Could you please retype all of the entries exactly as they appear?
________________________________________
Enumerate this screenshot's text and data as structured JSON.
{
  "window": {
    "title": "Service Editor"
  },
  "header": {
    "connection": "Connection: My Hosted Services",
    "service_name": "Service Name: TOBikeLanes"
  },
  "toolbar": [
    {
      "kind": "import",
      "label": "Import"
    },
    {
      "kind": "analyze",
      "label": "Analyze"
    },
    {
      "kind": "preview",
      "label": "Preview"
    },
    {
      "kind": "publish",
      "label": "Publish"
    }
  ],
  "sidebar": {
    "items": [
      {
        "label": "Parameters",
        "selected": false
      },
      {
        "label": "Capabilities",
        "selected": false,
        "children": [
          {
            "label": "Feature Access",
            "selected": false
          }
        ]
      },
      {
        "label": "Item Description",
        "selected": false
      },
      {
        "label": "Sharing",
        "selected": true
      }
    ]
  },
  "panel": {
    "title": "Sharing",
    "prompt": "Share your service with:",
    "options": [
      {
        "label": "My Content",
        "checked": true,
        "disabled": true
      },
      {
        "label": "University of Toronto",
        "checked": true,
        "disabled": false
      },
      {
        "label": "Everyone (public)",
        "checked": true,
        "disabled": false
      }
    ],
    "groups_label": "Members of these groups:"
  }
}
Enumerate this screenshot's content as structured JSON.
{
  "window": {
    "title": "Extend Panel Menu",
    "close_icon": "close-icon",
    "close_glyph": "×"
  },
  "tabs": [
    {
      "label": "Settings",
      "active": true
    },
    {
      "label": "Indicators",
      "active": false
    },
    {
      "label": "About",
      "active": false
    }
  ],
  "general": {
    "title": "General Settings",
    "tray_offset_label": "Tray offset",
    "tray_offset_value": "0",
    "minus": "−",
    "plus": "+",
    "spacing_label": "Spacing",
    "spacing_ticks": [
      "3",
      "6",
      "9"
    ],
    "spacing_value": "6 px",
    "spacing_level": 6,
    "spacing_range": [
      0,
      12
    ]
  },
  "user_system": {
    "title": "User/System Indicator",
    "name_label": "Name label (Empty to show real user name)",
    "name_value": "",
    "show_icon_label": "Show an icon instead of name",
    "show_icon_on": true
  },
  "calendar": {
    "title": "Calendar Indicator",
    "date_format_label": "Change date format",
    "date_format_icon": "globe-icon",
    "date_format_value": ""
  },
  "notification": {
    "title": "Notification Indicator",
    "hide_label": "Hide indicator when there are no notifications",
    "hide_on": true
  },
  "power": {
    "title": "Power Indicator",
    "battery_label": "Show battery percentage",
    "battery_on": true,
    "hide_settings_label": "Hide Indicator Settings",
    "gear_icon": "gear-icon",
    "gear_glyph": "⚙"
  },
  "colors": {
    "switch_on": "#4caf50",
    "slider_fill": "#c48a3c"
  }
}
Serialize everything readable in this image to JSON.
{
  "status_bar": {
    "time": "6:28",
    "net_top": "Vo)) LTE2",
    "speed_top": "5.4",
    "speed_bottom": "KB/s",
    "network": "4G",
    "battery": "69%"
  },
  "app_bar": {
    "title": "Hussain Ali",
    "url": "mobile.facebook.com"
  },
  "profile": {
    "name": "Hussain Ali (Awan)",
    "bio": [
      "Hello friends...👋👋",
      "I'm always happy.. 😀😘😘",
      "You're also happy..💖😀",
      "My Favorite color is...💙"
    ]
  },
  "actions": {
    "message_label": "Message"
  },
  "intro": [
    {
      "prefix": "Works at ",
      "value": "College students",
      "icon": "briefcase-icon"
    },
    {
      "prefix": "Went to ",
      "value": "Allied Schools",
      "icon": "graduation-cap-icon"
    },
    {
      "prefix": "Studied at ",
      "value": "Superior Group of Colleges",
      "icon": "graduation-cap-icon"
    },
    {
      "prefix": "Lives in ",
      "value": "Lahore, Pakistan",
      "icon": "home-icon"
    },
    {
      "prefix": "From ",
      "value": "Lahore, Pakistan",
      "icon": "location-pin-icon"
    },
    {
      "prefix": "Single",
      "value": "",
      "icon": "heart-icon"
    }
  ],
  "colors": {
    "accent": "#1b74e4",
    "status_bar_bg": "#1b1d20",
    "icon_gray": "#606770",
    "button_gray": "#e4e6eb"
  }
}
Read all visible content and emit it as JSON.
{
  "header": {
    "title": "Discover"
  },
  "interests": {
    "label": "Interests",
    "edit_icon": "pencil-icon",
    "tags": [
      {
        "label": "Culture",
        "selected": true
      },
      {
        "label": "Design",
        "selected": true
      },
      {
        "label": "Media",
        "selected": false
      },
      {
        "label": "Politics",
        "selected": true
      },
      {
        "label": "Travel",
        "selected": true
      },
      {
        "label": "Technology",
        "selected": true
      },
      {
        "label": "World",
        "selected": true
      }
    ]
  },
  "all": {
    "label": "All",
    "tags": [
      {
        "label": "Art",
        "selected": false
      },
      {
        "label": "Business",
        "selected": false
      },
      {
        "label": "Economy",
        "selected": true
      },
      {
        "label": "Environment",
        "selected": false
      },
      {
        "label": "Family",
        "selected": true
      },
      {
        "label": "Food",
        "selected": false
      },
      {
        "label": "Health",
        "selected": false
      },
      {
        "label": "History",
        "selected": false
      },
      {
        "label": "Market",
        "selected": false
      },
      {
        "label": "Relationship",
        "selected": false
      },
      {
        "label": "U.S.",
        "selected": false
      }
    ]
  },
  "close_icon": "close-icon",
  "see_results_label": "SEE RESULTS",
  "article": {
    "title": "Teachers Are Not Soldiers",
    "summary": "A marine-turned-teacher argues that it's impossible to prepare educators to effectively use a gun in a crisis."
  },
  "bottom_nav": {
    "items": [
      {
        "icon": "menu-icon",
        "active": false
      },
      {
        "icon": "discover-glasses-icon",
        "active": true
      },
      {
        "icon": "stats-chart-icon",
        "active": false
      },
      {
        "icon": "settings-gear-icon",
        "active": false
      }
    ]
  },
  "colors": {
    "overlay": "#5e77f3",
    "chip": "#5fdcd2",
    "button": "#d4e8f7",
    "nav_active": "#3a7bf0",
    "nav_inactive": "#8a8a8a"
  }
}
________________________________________
EXERCISE OUTPUT ->
Enumerate this screenshot's text and data as structured JSON.
{
  "window": {
    "title": "Service Editor"
  },
  "header": {
    "connection": "Connection: My Hosted Services",
    "service_name": "Service Name: TOBikeLanes"
  },
  "toolbar": [
    {
      "kind": "import",
      "label": "Import"
    },
    {
      "kind": "analyze",
      "label": "Analyze"
    },
    {
      "kind": "preview",
      "label": "Preview"
    },
    {
      "kind": "publish",
      "label": "Publish"
    }
  ],
  "sidebar": {
    "items": [
      {
        "label": "Parameters",
        "selected": false
      },
      {
        "label": "Capabilities",
        "selected": false,
        "children": [
          {
            "label": "Feature Access",
            "selected": false
          }
        ]
      },
      {
        "label": "Item Description",
        "selected": false
      },
      {
        "label": "Sharing",
        "selected": true
      }
    ]
  },
  "panel": {
    "title": "Sharing",
    "prompt": "Share your service with:",
    "options": [
      {
        "label": "My Content",
        "checked": true,
        "disabled": true
      },
      {
        "label": "University of Toronto",
        "checked": true,
        "disabled": false
      },
      {
        "label": "Everyone (public)",
        "checked": true,
        "disabled": false
      }
    ],
    "groups_label": "Members of these groups:"
  }
}
Enumerate this screenshot's content as structured JSON.
{
  "window": {
    "title": "Extend Panel Menu",
    "close_icon": "close-icon",
    "close_glyph": "×"
  },
  "tabs": [
    {
      "label": "Settings",
      "active": true
    },
    {
      "label": "Indicators",
      "active": false
    },
    {
      "label": "About",
      "active": false
    }
  ],
  "general": {
    "title": "General Settings",
    "tray_offset_label": "Tray offset",
    "tray_offset_value": "0",
    "minus": "−",
    "plus": "+",
    "spacing_label": "Spacing",
    "spacing_ticks": [
      "3",
      "6",
      "9"
    ],
    "spacing_value": "6 px",
    "spacing_level": 6,
    "spacing_range": [
      0,
      12
    ]
  },
  "user_system": {
    "title": "User/System Indicator",
    "name_label": "Name label (Empty to show real user name)",
    "name_value": "",
    "show_icon_label": "Show an icon instead of name",
    "show_icon_on": true
  },
  "calendar": {
    "title": "Calendar Indicator",
    "date_format_label": "Change date format",
    "date_format_icon": "globe-icon",
    "date_format_value": ""
  },
  "notification": {
    "title": "Notification Indicator",
    "hide_label": "Hide indicator when there are no notifications",
    "hide_on": true
  },
  "power": {
    "title": "Power Indicator",
    "battery_label": "Show battery percentage",
    "battery_on": true,
    "hide_settings_label": "Hide Indicator Settings",
    "gear_icon": "gear-icon",
    "gear_glyph": "⚙"
  },
  "colors": {
    "switch_on": "#4caf50",
    "slider_fill": "#c48a3c"
  }
}
Serialize everything readable in this image to JSON.
{
  "status_bar": {
    "time": "6:28",
    "net_top": "Vo)) LTE2",
    "speed_top": "5.4",
    "speed_bottom": "KB/s",
    "network": "4G",
    "battery": "69%"
  },
  "app_bar": {
    "title": "Hussain Ali",
    "url": "mobile.facebook.com"
  },
  "profile": {
    "name": "Hussain Ali (Awan)",
    "bio": [
      "Hello friends...👋👋",
      "I'm always happy.. 😀😘😘",
      "You're also happy..💖😀",
      "My Favorite color is...💙"
    ]
  },
  "actions": {
    "message_label": "Message"
  },
  "intro": [
    {
      "prefix": "Works at ",
      "value": "College students",
      "icon": "briefcase-icon"
    },
    {
      "prefix": "Went to ",
      "value": "Allied Schools",
      "icon": "graduation-cap-icon"
    },
    {
      "prefix": "Studied at ",
      "value": "Superior Group of Colleges",
      "icon": "graduation-cap-icon"
    },
    {
      "prefix": "Lives in ",
      "value": "Lahore, Pakistan",
      "icon": "home-icon"
    },
    {
      "prefix": "From ",
      "value": "Lahore, Pakistan",
      "icon": "location-pin-icon"
    },
    {
      "prefix": "Single",
      "value": "",
      "icon": "heart-icon"
    }
  ],
  "colors": {
    "accent": "#1b74e4",
    "status_bar_bg": "#1b1d20",
    "icon_gray": "#606770",
    "button_gray": "#e4e6eb"
  }
}
Read all visible content and emit it as JSON.
{
  "header": {
    "title": "Discover"
  },
  "interests": {
    "label": "Interests",
    "edit_icon": "pencil-icon",
    "tags": [
      {
        "label": "Culture",
        "selected": true
      },
      {
        "label": "Design",
        "selected": true
      },
      {
        "label": "Media",
        "selected": false
      },
      {
        "label": "Politics",
        "selected": true
      },
      {
        "label": "Travel",
        "selected": true
      },
      {
        "label": "Technology",
        "selected": true
      },
      {
        "label": "World",
        "selected": true
      }
    ]
  },
  "all": {
    "label": "All",
    "tags": [
      {
        "label": "Art",
        "selected": false
      },
      {
        "label": "Business",
        "selected": false
      },
      {
        "label": "Economy",
        "selected": true
      },
      {
        "label": "Environment",
        "selected": false
      },
      {
        "label": "Family",
        "selected": true
      },
      {
        "label": "Food",
        "selected": false
      },
      {
        "label": "Health",
        "selected": false
      },
      {
        "label": "History",
        "selected": false
      },
      {
        "label": "Market",
        "selected": false
      },
      {
        "label": "Relationship",
        "selected": false
      },
      {
        "label": "U.S.",
        "selected": false
      }
    ]
  },
  "close_icon": "close-icon",
  "see_results_label": "SEE RESULTS",
  "article": {
    "title": "Teachers Are Not Soldiers",
    "summary": "A marine-turned-teacher argues that it's impossible to prepare educators to effectively use a gun in a crisis."
  },
  "bottom_nav": {
    "items": [
      {
        "icon": "menu-icon",
        "active": false
      },
      {
        "icon": "discover-glasses-icon",
        "active": true
      },
      {
        "icon": "stats-chart-icon",
        "active": false
      },
      {
        "icon": "settings-gear-icon",
        "active": false
      }
    ]
  },
  "colors": {
    "overlay": "#5e77f3",
    "chip": "#5fdcd2",
    "button": "#d4e8f7",
    "nav_active": "#3a7bf0",
    "nav_inactive": "#8a8a8a"
  }
}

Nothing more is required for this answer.